LIMITED ELECTRIC GLIDER (LEG)
7 entrants for the LEG event, which was a good turnout. It could have been more but we couldn’t coax Max W or Doug C to enter with their Hobby King “AXN Floater” http://www.hobbyking.com/hobbyking/store/uh_viewItem.asp?idProduct=8359 Whilst they don’t look as though they would be competitive, the climb rate and thermalling ability was quite impressive for such an inexpensive model.
The first round was very tight and eventually won by Ian Campbell 301pts, followed by Greg R 300pts, Terry P 299pts, George C 298pts, Jacques W 293pts, Geoff H 205pts and Dave J 148pts.
The second round was again tight at the top, won by Greg R 314pts, followed by George C 313pts, Ian C 303pts, Jacques W 296pts, Geoff H 258pts, Terry P 236pts and Dave J 135pts. (Dave struggled as he was using his backup brushed motor Spirit and with the windy conditions just did not have the climb rate he needed and decided to retire at this point).
The final round of the day was after lunch and the wind had not eased. This was a bit eventful for George C as during his climb the prop and spinner decided to part company with the model and a frantic eye was kept on the glider and the spinner/prop as it pirouetted to the ground. Fortunately keen eyes watched where it fell and with the ground support of Merv Cameron, Jackson Oliver was able to locate the prop. Thanks Jackson! Losing the prop meant finding thermals and staying in them was vital. In the end the round was won by Ian C 310pts, followed by Greg R 305pts, Terry P 294pts, Jacques W 289pts, George C 284pts and Geoff H 276pts.
After dropping the worst score for each competitor, the final places were 1st Ian C, 2nd Greg R and 3rd George C.
Interestingly, the average components for all 3 rounds were the key to the result. Motor Time, Landing Points and Overall Time Deviation. I’ve prepared a table to highlight these –
What can we glean from these results given that Ian C was the winner?
- The shortest average motor run time was George with 8.7 secs, followed by JW on 10.3 and then Ian C on 10.7sec
- The best landing was Greg with an average of 21.7 points (25 maximum), followed by Ian C on 18.3 and the George on 11.7
- The closest to the 5 minute maximum time was Ian with 3.0 secs followed by Greg on 3.3 sec and then George on 4.7 sec.
Importantly Ian was 3rd in motor time, second in landing and first in closest to the time limit.
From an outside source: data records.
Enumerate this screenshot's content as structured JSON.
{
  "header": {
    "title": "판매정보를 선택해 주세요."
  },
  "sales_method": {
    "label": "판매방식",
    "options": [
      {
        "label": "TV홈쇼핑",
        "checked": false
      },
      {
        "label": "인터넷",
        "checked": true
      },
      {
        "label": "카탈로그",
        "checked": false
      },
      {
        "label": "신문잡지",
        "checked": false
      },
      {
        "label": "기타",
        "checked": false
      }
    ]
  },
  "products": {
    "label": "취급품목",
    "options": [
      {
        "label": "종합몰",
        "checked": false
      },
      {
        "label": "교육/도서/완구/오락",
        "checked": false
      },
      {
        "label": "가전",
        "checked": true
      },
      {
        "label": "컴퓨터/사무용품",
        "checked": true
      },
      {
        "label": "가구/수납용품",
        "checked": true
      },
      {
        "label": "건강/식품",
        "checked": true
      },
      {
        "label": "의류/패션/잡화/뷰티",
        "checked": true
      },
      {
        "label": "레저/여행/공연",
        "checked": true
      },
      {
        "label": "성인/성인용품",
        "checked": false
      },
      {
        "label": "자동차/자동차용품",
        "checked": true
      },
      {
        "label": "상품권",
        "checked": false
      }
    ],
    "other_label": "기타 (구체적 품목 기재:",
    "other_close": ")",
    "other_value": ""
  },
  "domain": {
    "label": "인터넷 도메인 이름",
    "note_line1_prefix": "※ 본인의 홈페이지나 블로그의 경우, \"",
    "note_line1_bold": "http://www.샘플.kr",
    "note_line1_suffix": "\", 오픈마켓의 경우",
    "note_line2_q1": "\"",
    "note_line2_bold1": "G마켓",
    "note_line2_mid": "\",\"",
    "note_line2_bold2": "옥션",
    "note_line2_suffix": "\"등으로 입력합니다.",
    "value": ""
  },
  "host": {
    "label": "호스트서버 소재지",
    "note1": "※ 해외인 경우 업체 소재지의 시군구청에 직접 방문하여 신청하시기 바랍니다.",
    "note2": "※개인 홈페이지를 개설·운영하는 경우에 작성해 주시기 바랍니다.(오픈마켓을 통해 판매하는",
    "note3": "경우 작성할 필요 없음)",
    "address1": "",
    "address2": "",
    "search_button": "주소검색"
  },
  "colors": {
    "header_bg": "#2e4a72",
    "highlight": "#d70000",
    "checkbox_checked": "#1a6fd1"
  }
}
He won because he was consistently in the top 3 for all facets. Obviously there are other factors that influence the final result i.e. whether the combination of these factors resulted in a win in the round and the dropping of the worst round. In past years I ran the Australian Electric Flight Association’s Postal LEG competition which included pilots from as far as Scotland and evident, in order to win was the need for closest to the 5 minute time limit and the best landing score. The shortest motor time is not that important if you can’t hit the spot! Until next time – don’t be frightened to compete it’s all a bit of fun and you’ll be a better pilot as a result.
Final “Normalized” scores were as follows –